The chip shortage comes as demand for smartphones and tablets rises, and as the company pours more resources into pushing S4 into tablets and laptops for Windows 8. The company is developing a quad-core S4 chip for thin and light 4G LTE laptops based on Windows 8.
Customers are disappointed with the S4 supply constraints, said Paul Jacobs, Qualcomm CEO, on the conference call.
"We've got some really good systems in the road map," Jacobs said. "We're making the investments needed to improve the supply."
The S4 is based on the ARM architecture and includes a 3G/4G radio and graphics cores. Microsoft is working with Qualcomm, Nvidia and Texas Instruments to make Windows on ARM devices.
The shortage of S4 chips may have a small impact on the prices of smartphones and tablets, and it may also affect Qualcomm's launch of Windows on ARM devices, said Nathan Brookwood, principal analyst at Insight 64.
Qualcomm may shift some S4 chips intended for phones toward tablets, or vice versa, depending on demand. But the shortage is a sign that S4 chips are in demand, which is good news.
The shortage has forced some Qualcomm licensees to look at S4 alternatives, Mollenkopf said. Some of Qualcomm's competitors include Nvidia, which offers the Tegra 3 processor, and Texas Instruments, with its OMAP chips. Qualcomm expects supply to be constrained until the December quarter and to become normal by next year.
The S4 chips are made using the 28-nanometre process, which is the latest manufacturing technology for ARM chips. Previous Snapdragons were made using the 40nm process, but the newer, 28nm S4 chips are faster and more power-efficient.
Qualcomm does not produce its own chips, but gets them made from contract manufacturers such as TSMC (Taiwan Semiconductor Manufacturing Co.). However, TSMC has had trouble ramping up chip production on the 28nm process, according to a news report in the Taipei Times this morning.
Qualcomm is working closely with TSMC but is also looking at alternate contract manufacturers for a consistent supply of S4 chips, company executives said. TSMC competitors UMC and GlobalFoundries are now ramping up their own 28nm manufacturing processes.
There is also heavy demand for 28nm chips outside smartphones, Insight 64's Brookwood said. Graphics cards from Advanced Micro Devices and Nvidia are made using the process, which could complicate the supply environment, Brookwood said.

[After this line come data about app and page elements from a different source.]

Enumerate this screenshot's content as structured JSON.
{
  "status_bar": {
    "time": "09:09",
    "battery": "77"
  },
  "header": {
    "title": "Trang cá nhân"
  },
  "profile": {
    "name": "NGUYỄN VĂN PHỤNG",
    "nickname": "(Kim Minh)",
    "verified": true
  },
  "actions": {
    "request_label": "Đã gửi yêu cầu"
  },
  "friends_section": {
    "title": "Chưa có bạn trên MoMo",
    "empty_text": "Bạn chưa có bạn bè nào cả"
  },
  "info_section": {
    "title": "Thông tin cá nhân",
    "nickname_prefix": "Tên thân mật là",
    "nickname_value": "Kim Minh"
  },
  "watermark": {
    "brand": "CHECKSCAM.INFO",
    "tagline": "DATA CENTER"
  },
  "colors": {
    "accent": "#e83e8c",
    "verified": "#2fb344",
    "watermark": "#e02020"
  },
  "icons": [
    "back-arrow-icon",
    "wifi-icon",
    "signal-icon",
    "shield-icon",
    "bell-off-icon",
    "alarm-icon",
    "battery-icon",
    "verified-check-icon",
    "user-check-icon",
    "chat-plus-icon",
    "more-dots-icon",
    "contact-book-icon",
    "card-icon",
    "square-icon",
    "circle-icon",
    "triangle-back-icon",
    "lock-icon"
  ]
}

Nvidia in particular has been grousing about the 28nm chip supply, Brookwood said. But for Qualcomm, moving a design to another foundry would take at least six to nine months.
Qualcomm is also the primary supplier for chips for Windows Phone devices from HTC, Nokia and other phone makers. Those phones primarily use single-core Snapdragon S2 chips, and Qualcomm does not have a supply problem with those chips, which are made with an earlier process.
In the second fiscal quarter of 2012, ended March 25, Qualcomm reported net income of $2.23 billion, growing 123% compared with the same quarter in the previous year. The company's revenue was $4.94 billion, up 28% year over year. The company's shipments of MSM chipsets, which includes Snapdragon, totaled 152 million units, growing 29% year over year.